**BRIEF**
When you reach the records below, output each one exactly.

**STORED DATA**
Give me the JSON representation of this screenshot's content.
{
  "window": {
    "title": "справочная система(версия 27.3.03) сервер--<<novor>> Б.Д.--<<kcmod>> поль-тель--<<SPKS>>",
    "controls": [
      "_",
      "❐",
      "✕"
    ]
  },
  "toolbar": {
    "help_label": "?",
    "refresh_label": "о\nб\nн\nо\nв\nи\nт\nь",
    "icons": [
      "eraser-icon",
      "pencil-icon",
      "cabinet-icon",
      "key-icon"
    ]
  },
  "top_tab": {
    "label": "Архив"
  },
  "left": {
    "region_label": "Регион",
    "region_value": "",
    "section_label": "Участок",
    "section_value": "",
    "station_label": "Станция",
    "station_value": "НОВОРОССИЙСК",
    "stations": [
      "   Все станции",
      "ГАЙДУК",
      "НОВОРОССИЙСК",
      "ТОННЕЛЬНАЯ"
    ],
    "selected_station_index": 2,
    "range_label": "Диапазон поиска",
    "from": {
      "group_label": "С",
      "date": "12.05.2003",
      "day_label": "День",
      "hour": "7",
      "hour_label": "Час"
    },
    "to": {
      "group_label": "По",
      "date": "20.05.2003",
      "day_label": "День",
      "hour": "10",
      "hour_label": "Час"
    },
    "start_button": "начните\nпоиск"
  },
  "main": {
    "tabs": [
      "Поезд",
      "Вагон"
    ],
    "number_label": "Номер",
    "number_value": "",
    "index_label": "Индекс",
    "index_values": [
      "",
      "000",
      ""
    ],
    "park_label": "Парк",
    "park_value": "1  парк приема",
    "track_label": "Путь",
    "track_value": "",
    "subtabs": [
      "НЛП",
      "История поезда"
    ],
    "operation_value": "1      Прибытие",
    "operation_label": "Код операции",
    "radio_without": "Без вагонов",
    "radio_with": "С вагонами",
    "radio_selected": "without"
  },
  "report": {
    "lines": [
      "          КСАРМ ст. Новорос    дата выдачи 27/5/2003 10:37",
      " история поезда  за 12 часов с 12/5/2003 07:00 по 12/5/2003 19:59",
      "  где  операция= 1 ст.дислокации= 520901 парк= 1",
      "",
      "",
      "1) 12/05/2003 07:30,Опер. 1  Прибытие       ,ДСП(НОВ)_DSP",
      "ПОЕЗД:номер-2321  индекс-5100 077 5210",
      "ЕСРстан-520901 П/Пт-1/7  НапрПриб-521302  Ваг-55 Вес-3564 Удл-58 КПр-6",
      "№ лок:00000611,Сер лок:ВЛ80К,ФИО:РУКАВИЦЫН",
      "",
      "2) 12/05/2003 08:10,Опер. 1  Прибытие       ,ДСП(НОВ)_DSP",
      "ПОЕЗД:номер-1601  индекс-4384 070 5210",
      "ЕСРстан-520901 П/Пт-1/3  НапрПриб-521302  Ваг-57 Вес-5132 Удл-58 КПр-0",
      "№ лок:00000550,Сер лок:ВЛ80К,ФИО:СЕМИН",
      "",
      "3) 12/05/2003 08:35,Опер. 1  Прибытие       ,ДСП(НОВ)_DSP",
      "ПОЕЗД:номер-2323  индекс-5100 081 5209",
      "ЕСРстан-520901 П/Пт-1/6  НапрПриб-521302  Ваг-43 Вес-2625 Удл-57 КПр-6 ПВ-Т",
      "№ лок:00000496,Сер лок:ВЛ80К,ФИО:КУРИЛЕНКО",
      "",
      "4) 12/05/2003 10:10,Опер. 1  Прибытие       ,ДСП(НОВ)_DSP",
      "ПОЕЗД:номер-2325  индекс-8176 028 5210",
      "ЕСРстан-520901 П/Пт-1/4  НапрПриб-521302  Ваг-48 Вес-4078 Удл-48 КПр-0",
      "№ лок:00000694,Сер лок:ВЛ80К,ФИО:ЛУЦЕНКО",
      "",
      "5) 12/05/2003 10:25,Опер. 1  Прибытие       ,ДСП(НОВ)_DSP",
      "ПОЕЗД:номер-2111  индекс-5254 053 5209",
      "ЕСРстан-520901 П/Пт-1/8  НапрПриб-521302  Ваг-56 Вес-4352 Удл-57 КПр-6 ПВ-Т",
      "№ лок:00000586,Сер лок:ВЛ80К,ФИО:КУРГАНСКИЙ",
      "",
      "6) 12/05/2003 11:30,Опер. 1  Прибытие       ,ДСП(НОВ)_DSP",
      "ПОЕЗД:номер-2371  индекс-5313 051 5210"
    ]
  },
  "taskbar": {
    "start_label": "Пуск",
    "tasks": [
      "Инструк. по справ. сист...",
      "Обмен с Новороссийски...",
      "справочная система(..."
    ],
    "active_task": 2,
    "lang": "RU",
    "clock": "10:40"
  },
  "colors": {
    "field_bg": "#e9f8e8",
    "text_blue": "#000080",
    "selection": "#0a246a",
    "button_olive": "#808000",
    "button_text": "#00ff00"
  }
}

**WRITTEN ANSWER**
Give me the JSON representation of this screenshot's content.
{
  "window": {
    "title": "справочная система(версия 27.3.03) сервер--<<novor>> Б.Д.--<<kcmod>> поль-тель--<<SPKS>>",
    "controls": [
      "_",
      "❐",
      "✕"
    ]
  },
  "toolbar": {
    "help_label": "?",
    "refresh_label": "о\nб\nн\nо\nв\nи\nт\nь",
    "icons": [
      "eraser-icon",
      "pencil-icon",
      "cabinet-icon",
      "key-icon"
    ]
  },
  "top_tab": {
    "label": "Архив"
  },
  "left": {
    "region_label": "Регион",
    "region_value": "",
    "section_label": "Участок",
    "section_value": "",
    "station_label": "Станция",
    "station_value": "НОВОРОССИЙСК",
    "stations": [
      "   Все станции",
      "ГАЙДУК",
      "НОВОРОССИЙСК",
      "ТОННЕЛЬНАЯ"
    ],
    "selected_station_index": 2,
    "range_label": "Диапазон поиска",
    "from": {
      "group_label": "С",
      "date": "12.05.2003",
      "day_label": "День",
      "hour": "7",
      "hour_label": "Час"
    },
    "to": {
      "group_label": "По",
      "date": "20.05.2003",
      "day_label": "День",
      "hour": "10",
      "hour_label": "Час"
    },
    "start_button": "начните\nпоиск"
  },
  "main": {
    "tabs": [
      "Поезд",
      "Вагон"
    ],
    "number_label": "Номер",
    "number_value": "",
    "index_label": "Индекс",
    "index_values": [
      "",
      "000",
      ""
    ],
    "park_label": "Парк",
    "park_value": "1  парк приема",
    "track_label": "Путь",
    "track_value": "",
    "subtabs": [
      "НЛП",
      "История поезда"
    ],
    "operation_value": "1      Прибытие",
    "operation_label": "Код операции",
    "radio_without": "Без вагонов",
    "radio_with": "С вагонами",
    "radio_selected": "without"
  },
  "report": {
    "lines": [
      "          КСАРМ ст. Новорос    дата выдачи 27/5/2003 10:37",
      " история поезда  за 12 часов с 12/5/2003 07:00 по 12/5/2003 19:59",
      "  где  операция= 1 ст.дислокации= 520901 парк= 1",
      "",
      "",
      "1) 12/05/2003 07:30,Опер. 1  Прибытие       ,ДСП(НОВ)_DSP",
      "ПОЕЗД:номер-2321  индекс-5100 077 5210",
      "ЕСРстан-520901 П/Пт-1/7  НапрПриб-521302  Ваг-55 Вес-3564 Удл-58 КПр-6",
      "№ лок:00000611,Сер лок:ВЛ80К,ФИО:РУКАВИЦЫН",
      "",
      "2) 12/05/2003 08:10,Опер. 1  Прибытие       ,ДСП(НОВ)_DSP",
      "ПОЕЗД:номер-1601  индекс-4384 070 5210",
      "ЕСРстан-520901 П/Пт-1/3  НапрПриб-521302  Ваг-57 Вес-5132 Удл-58 КПр-0",
      "№ лок:00000550,Сер лок:ВЛ80К,ФИО:СЕМИН",
      "",
      "3) 12/05/2003 08:35,Опер. 1  Прибытие       ,ДСП(НОВ)_DSP",
      "ПОЕЗД:номер-2323  индекс-5100 081 5209",
      "ЕСРстан-520901 П/Пт-1/6  НапрПриб-521302  Ваг-43 Вес-2625 Удл-57 КПр-6 ПВ-Т",
      "№ лок:00000496,Сер лок:ВЛ80К,ФИО:КУРИЛЕНКО",
      "",
      "4) 12/05/2003 10:10,Опер. 1  Прибытие       ,ДСП(НОВ)_DSP",
      "ПОЕЗД:номер-2325  индекс-8176 028 5210",
      "ЕСРстан-520901 П/Пт-1/4  НапрПриб-521302  Ваг-48 Вес-4078 Удл-48 КПр-0",
      "№ лок:00000694,Сер лок:ВЛ80К,ФИО:ЛУЦЕНКО",
      "",
      "5) 12/05/2003 10:25,Опер. 1  Прибытие       ,ДСП(НОВ)_DSP",
      "ПОЕЗД:номер-2111  индекс-5254 053 5209",
      "ЕСРстан-520901 П/Пт-1/8  НапрПриб-521302  Ваг-56 Вес-4352 Удл-57 КПр-6 ПВ-Т",
      "№ лок:00000586,Сер лок:ВЛ80К,ФИО:КУРГАНСКИЙ",
      "",
      "6) 12/05/2003 11:30,Опер. 1  Прибытие       ,ДСП(НОВ)_DSP",
      "ПОЕЗД:номер-2371  индекс-5313 051 5210"
    ]
  },
  "taskbar": {
    "start_label": "Пуск",
    "tasks": [
      "Инструк. по справ. сист...",
      "Обмен с Новороссийски...",
      "справочная система(..."
    ],
    "active_task": 2,
    "lang": "RU",
    "clock": "10:40"
  },
  "colors": {
    "field_bg": "#e9f8e8",
    "text_blue": "#000080",
    "selection": "#0a246a",
    "button_olive": "#808000",
    "button_text": "#00ff00"
  }
}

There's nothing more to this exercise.